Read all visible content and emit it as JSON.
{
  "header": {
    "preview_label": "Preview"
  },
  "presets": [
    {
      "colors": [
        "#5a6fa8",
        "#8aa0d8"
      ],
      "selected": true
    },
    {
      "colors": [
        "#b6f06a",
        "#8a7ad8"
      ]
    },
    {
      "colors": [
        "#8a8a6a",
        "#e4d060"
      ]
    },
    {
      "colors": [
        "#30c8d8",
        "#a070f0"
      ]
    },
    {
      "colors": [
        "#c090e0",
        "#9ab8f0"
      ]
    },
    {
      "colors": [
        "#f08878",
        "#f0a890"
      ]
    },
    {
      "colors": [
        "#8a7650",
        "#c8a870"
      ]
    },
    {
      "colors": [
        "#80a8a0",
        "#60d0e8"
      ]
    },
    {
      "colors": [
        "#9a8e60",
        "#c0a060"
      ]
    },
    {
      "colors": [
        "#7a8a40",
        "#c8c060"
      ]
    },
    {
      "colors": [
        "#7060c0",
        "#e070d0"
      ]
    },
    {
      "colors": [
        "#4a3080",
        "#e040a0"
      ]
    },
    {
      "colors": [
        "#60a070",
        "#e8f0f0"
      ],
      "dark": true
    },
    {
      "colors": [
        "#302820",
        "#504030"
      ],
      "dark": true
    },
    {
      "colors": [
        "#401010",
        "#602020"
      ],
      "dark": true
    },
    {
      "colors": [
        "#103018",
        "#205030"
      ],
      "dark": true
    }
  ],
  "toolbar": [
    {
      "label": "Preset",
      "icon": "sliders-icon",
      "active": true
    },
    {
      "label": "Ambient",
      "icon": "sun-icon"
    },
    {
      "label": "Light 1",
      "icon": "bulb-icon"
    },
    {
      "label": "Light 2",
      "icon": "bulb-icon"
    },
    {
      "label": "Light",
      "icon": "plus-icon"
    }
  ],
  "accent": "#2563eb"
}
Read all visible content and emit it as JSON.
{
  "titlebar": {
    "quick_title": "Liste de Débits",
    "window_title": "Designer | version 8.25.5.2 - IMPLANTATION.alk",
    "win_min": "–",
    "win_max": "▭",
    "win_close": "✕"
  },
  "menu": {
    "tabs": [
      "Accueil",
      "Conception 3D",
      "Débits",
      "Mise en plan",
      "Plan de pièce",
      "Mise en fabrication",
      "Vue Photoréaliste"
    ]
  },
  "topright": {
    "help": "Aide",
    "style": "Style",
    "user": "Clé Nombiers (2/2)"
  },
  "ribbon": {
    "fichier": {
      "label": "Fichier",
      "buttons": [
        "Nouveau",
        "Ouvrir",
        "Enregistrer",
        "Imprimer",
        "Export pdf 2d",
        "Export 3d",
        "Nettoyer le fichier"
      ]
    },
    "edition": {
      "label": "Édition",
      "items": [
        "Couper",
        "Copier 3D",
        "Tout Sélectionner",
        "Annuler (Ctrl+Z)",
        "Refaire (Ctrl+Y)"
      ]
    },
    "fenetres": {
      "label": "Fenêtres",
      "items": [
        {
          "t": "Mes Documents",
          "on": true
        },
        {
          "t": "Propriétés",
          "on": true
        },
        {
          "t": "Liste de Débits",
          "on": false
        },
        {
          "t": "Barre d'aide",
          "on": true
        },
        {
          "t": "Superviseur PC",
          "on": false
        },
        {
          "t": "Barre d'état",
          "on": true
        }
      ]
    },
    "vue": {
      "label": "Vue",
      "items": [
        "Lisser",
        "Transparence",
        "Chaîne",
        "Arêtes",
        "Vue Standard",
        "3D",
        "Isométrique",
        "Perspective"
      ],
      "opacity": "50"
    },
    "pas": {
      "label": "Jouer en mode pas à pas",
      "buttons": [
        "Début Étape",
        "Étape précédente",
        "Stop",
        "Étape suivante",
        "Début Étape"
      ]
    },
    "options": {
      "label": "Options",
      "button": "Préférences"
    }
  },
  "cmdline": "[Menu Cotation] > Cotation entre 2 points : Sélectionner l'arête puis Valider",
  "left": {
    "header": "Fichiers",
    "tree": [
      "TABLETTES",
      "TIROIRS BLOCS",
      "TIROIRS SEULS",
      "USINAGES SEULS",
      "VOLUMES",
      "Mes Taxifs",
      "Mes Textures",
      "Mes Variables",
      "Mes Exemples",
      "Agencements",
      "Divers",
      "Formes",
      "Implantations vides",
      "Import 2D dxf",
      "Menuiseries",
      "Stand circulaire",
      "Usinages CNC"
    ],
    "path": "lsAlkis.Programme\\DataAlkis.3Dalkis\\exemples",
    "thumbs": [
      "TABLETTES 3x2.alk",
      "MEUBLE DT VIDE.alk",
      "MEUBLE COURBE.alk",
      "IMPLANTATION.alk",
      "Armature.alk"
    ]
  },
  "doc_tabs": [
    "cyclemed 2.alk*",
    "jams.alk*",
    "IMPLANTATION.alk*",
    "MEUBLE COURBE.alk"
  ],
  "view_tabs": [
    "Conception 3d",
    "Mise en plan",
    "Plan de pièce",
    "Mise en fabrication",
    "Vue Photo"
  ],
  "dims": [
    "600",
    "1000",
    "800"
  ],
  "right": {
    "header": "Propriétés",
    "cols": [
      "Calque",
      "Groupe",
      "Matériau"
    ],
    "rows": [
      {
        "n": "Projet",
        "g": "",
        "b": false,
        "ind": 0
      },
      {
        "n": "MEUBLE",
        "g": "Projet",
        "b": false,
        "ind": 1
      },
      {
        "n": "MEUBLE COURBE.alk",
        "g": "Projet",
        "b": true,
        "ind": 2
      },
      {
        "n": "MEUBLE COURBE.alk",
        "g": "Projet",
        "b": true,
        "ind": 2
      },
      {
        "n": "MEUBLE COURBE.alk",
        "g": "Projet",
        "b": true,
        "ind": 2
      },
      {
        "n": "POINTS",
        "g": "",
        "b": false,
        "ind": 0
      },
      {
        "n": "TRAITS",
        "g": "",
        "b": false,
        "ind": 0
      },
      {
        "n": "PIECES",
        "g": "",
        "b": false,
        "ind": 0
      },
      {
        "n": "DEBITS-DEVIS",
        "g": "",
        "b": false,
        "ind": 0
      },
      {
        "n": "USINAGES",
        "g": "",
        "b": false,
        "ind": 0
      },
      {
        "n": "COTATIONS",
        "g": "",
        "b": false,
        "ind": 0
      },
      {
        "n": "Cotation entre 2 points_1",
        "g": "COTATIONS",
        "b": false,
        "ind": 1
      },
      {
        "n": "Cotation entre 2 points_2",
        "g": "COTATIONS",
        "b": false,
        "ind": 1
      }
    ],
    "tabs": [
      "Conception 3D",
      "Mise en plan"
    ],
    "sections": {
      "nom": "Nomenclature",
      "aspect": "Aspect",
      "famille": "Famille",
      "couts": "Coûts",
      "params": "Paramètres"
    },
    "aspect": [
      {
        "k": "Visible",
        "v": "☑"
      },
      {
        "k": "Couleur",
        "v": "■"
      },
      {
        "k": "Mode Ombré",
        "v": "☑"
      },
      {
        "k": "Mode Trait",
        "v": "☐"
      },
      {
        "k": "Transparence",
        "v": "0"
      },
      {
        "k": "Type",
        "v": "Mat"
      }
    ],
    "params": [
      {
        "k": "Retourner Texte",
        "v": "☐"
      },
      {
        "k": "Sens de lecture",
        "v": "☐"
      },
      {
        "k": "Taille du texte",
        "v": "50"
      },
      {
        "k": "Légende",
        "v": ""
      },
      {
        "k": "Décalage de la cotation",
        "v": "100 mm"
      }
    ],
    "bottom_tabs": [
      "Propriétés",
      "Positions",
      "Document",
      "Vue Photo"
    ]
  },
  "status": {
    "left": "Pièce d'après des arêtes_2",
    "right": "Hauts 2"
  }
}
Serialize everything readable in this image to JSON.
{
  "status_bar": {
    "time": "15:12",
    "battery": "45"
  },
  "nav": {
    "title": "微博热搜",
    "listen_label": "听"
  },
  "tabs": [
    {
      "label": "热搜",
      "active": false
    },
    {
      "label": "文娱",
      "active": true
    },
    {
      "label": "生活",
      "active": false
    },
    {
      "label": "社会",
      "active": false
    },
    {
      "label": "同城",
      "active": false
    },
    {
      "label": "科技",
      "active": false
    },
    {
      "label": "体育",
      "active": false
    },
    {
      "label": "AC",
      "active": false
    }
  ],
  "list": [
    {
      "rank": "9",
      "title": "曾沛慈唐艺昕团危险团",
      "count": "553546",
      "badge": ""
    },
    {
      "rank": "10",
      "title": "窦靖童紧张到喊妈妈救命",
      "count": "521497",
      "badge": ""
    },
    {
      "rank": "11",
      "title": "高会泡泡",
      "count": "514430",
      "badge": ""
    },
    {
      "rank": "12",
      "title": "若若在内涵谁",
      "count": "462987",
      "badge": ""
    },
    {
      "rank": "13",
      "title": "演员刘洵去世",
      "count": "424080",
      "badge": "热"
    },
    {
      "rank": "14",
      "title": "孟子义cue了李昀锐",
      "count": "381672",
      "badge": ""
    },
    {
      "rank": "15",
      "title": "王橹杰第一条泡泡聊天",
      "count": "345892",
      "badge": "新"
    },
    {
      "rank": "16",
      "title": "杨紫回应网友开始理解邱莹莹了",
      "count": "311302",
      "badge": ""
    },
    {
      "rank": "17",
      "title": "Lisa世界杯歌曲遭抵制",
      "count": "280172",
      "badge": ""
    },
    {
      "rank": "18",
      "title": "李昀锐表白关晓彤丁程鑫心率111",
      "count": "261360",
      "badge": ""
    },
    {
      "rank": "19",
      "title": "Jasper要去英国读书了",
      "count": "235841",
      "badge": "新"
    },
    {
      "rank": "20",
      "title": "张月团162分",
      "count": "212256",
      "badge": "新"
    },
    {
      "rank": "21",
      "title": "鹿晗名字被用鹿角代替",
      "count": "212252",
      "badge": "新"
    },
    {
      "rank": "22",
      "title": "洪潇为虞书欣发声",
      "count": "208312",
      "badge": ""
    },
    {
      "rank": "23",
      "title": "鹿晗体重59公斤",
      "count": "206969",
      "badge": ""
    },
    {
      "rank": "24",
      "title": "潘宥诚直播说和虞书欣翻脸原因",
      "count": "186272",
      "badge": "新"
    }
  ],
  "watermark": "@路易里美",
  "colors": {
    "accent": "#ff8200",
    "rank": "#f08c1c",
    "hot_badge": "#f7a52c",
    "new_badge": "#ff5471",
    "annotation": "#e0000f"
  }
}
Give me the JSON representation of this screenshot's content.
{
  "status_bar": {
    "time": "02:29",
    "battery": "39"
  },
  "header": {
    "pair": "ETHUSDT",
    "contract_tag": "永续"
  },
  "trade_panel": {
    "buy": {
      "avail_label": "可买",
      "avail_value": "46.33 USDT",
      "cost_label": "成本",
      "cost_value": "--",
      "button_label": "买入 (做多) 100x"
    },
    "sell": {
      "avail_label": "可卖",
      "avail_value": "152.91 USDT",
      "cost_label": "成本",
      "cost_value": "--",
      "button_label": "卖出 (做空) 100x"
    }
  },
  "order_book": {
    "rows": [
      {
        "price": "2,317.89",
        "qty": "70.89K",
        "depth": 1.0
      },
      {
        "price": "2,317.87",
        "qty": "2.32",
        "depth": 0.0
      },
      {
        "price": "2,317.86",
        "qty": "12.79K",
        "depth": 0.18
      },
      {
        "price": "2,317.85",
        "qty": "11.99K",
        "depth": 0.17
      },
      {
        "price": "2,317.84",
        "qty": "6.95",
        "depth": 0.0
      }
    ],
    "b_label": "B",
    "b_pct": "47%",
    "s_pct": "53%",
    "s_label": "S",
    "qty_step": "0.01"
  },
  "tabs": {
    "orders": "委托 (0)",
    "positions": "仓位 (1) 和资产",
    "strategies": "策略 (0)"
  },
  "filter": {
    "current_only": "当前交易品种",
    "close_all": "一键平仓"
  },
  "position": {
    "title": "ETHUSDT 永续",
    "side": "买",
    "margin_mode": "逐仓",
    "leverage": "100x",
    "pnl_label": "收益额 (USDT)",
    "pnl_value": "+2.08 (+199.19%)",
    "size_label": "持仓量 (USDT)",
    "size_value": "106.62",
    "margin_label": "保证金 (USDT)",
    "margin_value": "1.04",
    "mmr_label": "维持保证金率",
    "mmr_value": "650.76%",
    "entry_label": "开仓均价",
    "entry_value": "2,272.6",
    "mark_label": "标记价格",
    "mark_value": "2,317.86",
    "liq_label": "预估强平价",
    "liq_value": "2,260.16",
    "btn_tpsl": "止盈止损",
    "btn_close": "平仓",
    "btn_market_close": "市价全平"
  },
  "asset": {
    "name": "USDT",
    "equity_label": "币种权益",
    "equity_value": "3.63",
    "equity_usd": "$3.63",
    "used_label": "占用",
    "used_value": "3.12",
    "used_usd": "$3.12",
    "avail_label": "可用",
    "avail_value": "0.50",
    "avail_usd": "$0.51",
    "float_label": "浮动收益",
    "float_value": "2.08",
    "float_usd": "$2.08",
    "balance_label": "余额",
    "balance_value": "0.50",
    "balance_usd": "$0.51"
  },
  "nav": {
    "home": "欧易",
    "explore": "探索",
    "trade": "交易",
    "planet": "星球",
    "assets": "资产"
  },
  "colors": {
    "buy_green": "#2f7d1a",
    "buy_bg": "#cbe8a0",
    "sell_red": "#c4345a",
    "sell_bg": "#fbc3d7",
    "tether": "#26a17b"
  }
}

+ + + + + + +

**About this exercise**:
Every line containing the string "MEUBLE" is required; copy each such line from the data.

**Exercise result**:
      "MEUBLE DT VIDE.alk",
      "MEUBLE COURBE.alk",
    "MEUBLE COURBE.alk"
        "n": "MEUBLE",
        "n": "MEUBLE COURBE.alk",
        "n": "MEUBLE COURBE.alk",
        "n": "MEUBLE COURBE.alk",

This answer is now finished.